Source records:
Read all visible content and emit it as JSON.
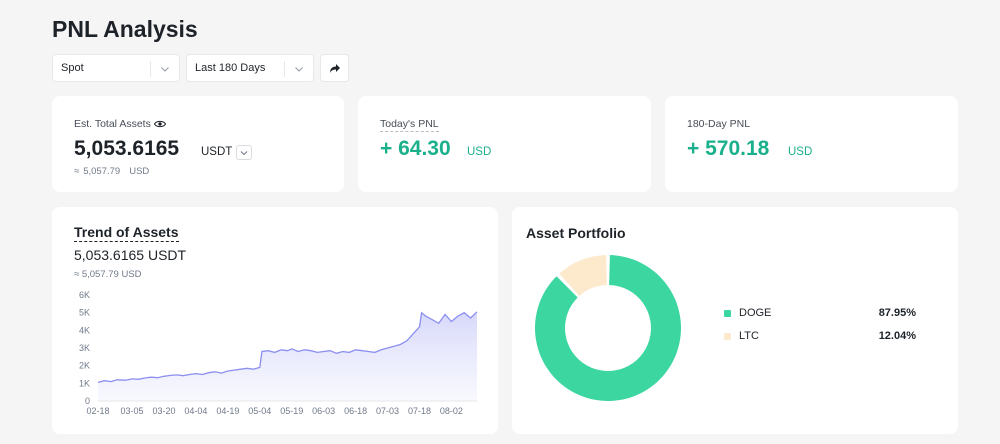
{
  "page_title": "PNL Analysis",
  "filters": {
    "account_type": "Spot",
    "time_range": "Last 180 Days"
  },
  "summary": {
    "total_assets": {
      "label": "Est. Total Assets",
      "value": "5,053.6165",
      "unit": "USDT",
      "approx_symbol": "≈",
      "approx_value": "5,057.79",
      "approx_unit": "USD"
    },
    "today_pnl": {
      "label": "Today's PNL",
      "value": "+ 64.30",
      "unit": "USD"
    },
    "pnl_180": {
      "label": "180-Day PNL",
      "value": "+ 570.18",
      "unit": "USD"
    }
  },
  "trend": {
    "title": "Trend of Assets",
    "value": "5,053.6165 USDT",
    "approx": "≈ 5,057.79 USD"
  },
  "portfolio": {
    "title": "Asset Portfolio",
    "items": [
      {
        "name": "DOGE",
        "percent": "87.95%",
        "value": 87.95,
        "color": "#3cd6a0"
      },
      {
        "name": "LTC",
        "percent": "12.04%",
        "value": 12.04,
        "color": "#fde9cc"
      }
    ]
  },
  "colors": {
    "accent_green": "#1bb08c",
    "chart_line": "#8c8ff0",
    "chart_fill": "#e4e6fb"
  },
  "chart_data": {
    "type": "area",
    "title": "Trend of Assets",
    "xlabel": "",
    "ylabel": "",
    "ylim": [
      0,
      6000
    ],
    "y_ticks": [
      "0",
      "1K",
      "2K",
      "3K",
      "4K",
      "5K",
      "6K"
    ],
    "y_tick_values": [
      0,
      1000,
      2000,
      3000,
      4000,
      5000,
      6000
    ],
    "x_ticks": [
      "02-18",
      "03-05",
      "03-20",
      "04-04",
      "04-19",
      "05-04",
      "05-19",
      "06-03",
      "06-18",
      "07-03",
      "07-18",
      "08-02"
    ],
    "grid": false,
    "series": [
      {
        "x": [
          "02-18",
          "02-21",
          "02-24",
          "02-27",
          "03-02",
          "03-05",
          "03-08",
          "03-11",
          "03-14",
          "03-17",
          "03-20",
          "03-23",
          "03-26",
          "03-29",
          "04-01",
          "04-04",
          "04-07",
          "04-10",
          "04-13",
          "04-16",
          "04-19",
          "04-22",
          "04-25",
          "04-28",
          "05-01",
          "05-04",
          "05-05",
          "05-08",
          "05-11",
          "05-14",
          "05-17",
          "05-19",
          "05-22",
          "05-25",
          "05-28",
          "05-31",
          "06-03",
          "06-06",
          "06-09",
          "06-12",
          "06-15",
          "06-18",
          "06-21",
          "06-24",
          "06-27",
          "06-30",
          "07-03",
          "07-06",
          "07-09",
          "07-12",
          "07-15",
          "07-18",
          "07-19",
          "07-21",
          "07-24",
          "07-27",
          "07-30",
          "08-02",
          "08-05",
          "08-08",
          "08-11",
          "08-14"
        ],
        "values": [
          1050,
          1150,
          1100,
          1200,
          1180,
          1250,
          1230,
          1300,
          1350,
          1320,
          1400,
          1450,
          1480,
          1430,
          1500,
          1550,
          1500,
          1600,
          1650,
          1580,
          1700,
          1750,
          1800,
          1850,
          1800,
          1900,
          2800,
          2850,
          2750,
          2900,
          2850,
          2950,
          2800,
          2900,
          2850,
          2750,
          2800,
          2850,
          2700,
          2800,
          2750,
          2900,
          2850,
          2800,
          2750,
          2900,
          3000,
          3100,
          3200,
          3400,
          3800,
          4200,
          5000,
          4800,
          4600,
          4400,
          4900,
          4500,
          4800,
          5000,
          4700,
          5050
        ]
      }
    ]
  }
}
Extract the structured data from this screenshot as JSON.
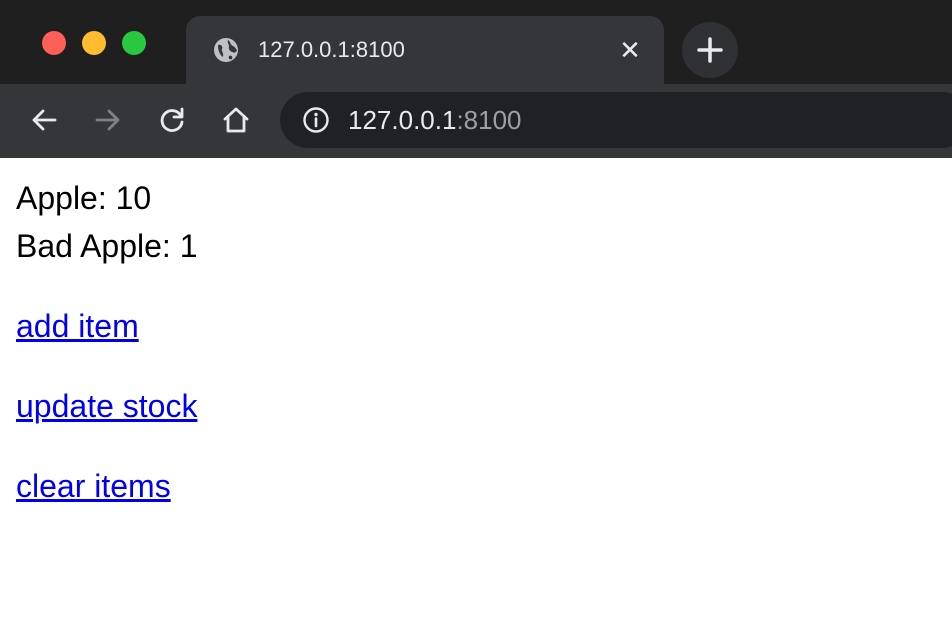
{
  "browser": {
    "tab": {
      "title": "127.0.0.1:8100",
      "icon": "globe-icon",
      "close_glyph": "✕"
    },
    "new_tab_icon": "plus-icon",
    "nav": {
      "back_icon": "arrow-left-icon",
      "forward_icon": "arrow-right-icon",
      "reload_icon": "reload-icon",
      "home_icon": "home-icon"
    },
    "address": {
      "host": "127.0.0.1",
      "port": ":8100",
      "info_icon": "info-icon"
    },
    "colors": {
      "close": "#fe5f57",
      "minimize": "#febc2e",
      "maximize": "#28c840",
      "link": "#0000ee"
    }
  },
  "page": {
    "stock": [
      {
        "name": "Apple",
        "count": "10",
        "text": "Apple: 10"
      },
      {
        "name": "Bad Apple",
        "count": "1",
        "text": "Bad Apple: 1"
      }
    ],
    "links": {
      "add_item": "add item",
      "update_stock": "update stock",
      "clear_items": "clear items"
    }
  }
}
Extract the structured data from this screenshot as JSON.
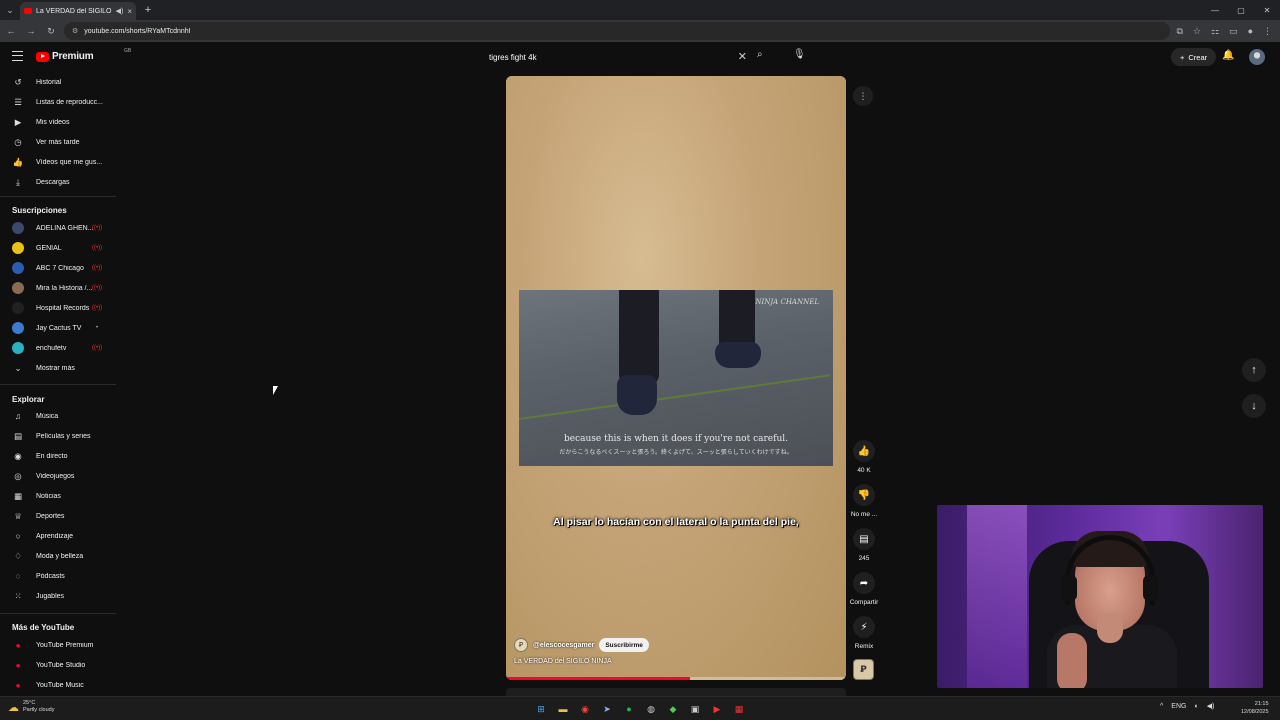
{
  "browser": {
    "tab_title": "La VERDAD del SIGILO NIN",
    "url": "youtube.com/shorts/RYaMTcdnnhI"
  },
  "header": {
    "logo_text": "Premium",
    "logo_sup": "GB",
    "search_value": "tigres fight  4k",
    "create_label": "Crear"
  },
  "sidebar": {
    "you_items": [
      {
        "label": "Historial",
        "icon": "history-icon",
        "glyph": "↺"
      },
      {
        "label": "Listas de reproducc...",
        "icon": "playlist-icon",
        "glyph": "☰"
      },
      {
        "label": "Mis vídeos",
        "icon": "my-videos-icon",
        "glyph": "▶"
      },
      {
        "label": "Ver más tarde",
        "icon": "watch-later-icon",
        "glyph": "◷"
      },
      {
        "label": "Vídeos que me gus...",
        "icon": "liked-icon",
        "glyph": "👍"
      },
      {
        "label": "Descargas",
        "icon": "download-icon",
        "glyph": "⤓"
      }
    ],
    "subs_heading": "Suscripciones",
    "subscriptions": [
      {
        "label": "ADELINA GHEN...",
        "color": "#3a4a6a",
        "live": "((•))"
      },
      {
        "label": "GENIAL",
        "color": "#e8c21a",
        "live": "((•))"
      },
      {
        "label": "ABC 7 Chicago",
        "color": "#2a5db0",
        "live": "((•))"
      },
      {
        "label": "Mira la Historia /...",
        "color": "#8a6a50",
        "live": "((•))"
      },
      {
        "label": "Hospital Records",
        "color": "#222222",
        "live": "((•))"
      },
      {
        "label": "Jay Cactus TV",
        "color": "#3b7bd0",
        "live": "•"
      },
      {
        "label": "enchufetv",
        "color": "#2ab0c0",
        "live": "((•))"
      }
    ],
    "show_more": "Mostrar más",
    "explore_heading": "Explorar",
    "explore_items": [
      {
        "label": "Música",
        "icon": "music-icon",
        "glyph": "♫"
      },
      {
        "label": "Películas y series",
        "icon": "movies-icon",
        "glyph": "▤"
      },
      {
        "label": "En directo",
        "icon": "live-icon",
        "glyph": "◉"
      },
      {
        "label": "Videojuegos",
        "icon": "gaming-icon",
        "glyph": "◎"
      },
      {
        "label": "Noticias",
        "icon": "news-icon",
        "glyph": "▦"
      },
      {
        "label": "Deportes",
        "icon": "trophy-icon",
        "glyph": "♕"
      },
      {
        "label": "Aprendizaje",
        "icon": "lightbulb-icon",
        "glyph": "○"
      },
      {
        "label": "Moda y belleza",
        "icon": "hanger-icon",
        "glyph": "♢"
      },
      {
        "label": "Pódcasts",
        "icon": "podcast-icon",
        "glyph": "◌"
      },
      {
        "label": "Jugables",
        "icon": "playables-icon",
        "glyph": "⁙"
      }
    ],
    "more_heading": "Más de YouTube",
    "more_items": [
      {
        "label": "YouTube Premium",
        "icon": "yt-premium-icon"
      },
      {
        "label": "YouTube Studio",
        "icon": "yt-studio-icon"
      },
      {
        "label": "YouTube Music",
        "icon": "yt-music-icon"
      }
    ]
  },
  "short": {
    "watermark": "NINJA CHANNEL",
    "sub_en": "because this is when it does if you're not careful.",
    "sub_jp": "だからこうなるべくスーッと張ろう。終くよげて、スーッと張らしていくわけですね。",
    "caption": "Al pisar lo hacían con el lateral o la punta del pie,",
    "channel_handle": "@elescocesgamer",
    "subscribe_label": "Suscribirme",
    "title": "La VERDAD del SIGILO NINJA",
    "progress": 0.54
  },
  "actions": {
    "likes": "40 K",
    "dislike": "No me ...",
    "comments": "245",
    "share": "Compartir",
    "remix": "Remix"
  },
  "taskbar": {
    "temp": "25°C",
    "weather": "Partly cloudy",
    "lang": "ENG",
    "time": "21:15",
    "date": "12/08/2025"
  }
}
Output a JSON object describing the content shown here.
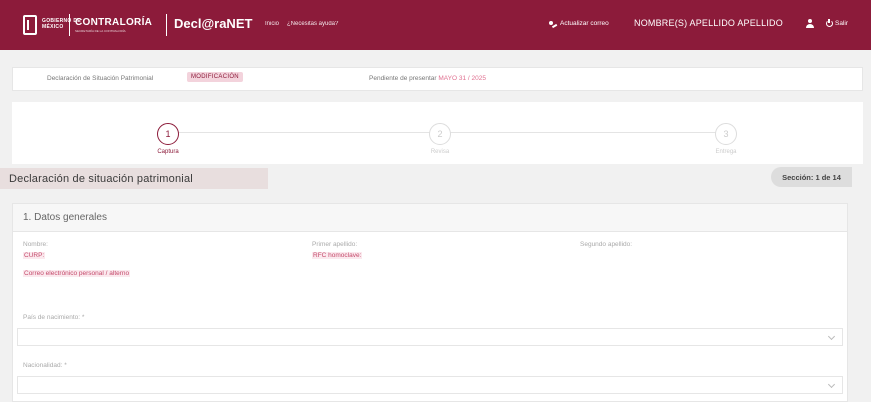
{
  "header": {
    "gob_line1": "GOBIERNO DE",
    "gob_line2": "MÉXICO",
    "org": "CONTRALORÍA",
    "org_sub": "SECRETARÍA DE LA CONTRALORÍA",
    "app": "Decl@raNET",
    "nav": [
      "Inicio",
      "¿Necesitas ayuda?"
    ],
    "update_email": "Actualizar correo",
    "user_name": "NOMBRE(S) APELLIDO APELLIDO",
    "logout": "Salir"
  },
  "infobar": {
    "declaration_label": "Declaración de Situación Patrimonial",
    "declaration_type": "MODIFICACIÓN",
    "pending_label": "Pendiente de presentar",
    "pending_date": "MAYO 31 / 2025"
  },
  "steps": [
    {
      "number": "1",
      "label": "Captura"
    },
    {
      "number": "2",
      "label": "Revisa"
    },
    {
      "number": "3",
      "label": "Entrega"
    }
  ],
  "section": {
    "title": "Declaración de situación patrimonial",
    "counter": "Sección: 1 de 14"
  },
  "card": {
    "title": "1. Datos generales",
    "nombre_label": "Nombre:",
    "primer_apellido_label": "Primer apellido:",
    "segundo_apellido_label": "Segundo apellido:",
    "curp_label": "CURP:",
    "rfc_label": "RFC homoclave:",
    "correo_label": "Correo electrónico personal / alterno",
    "pais_label": "País de nacimiento: *",
    "nacionalidad_label": "Nacionalidad: *"
  },
  "colors": {
    "brand": "#8c1b3a",
    "active_step": "#8c1b3a"
  }
}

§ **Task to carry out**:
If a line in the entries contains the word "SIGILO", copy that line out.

§ **Finished task**:
    "tab_title": "La VERDAD del SIGILO NIN",
    "title": "La VERDAD del SIGILO NINJA",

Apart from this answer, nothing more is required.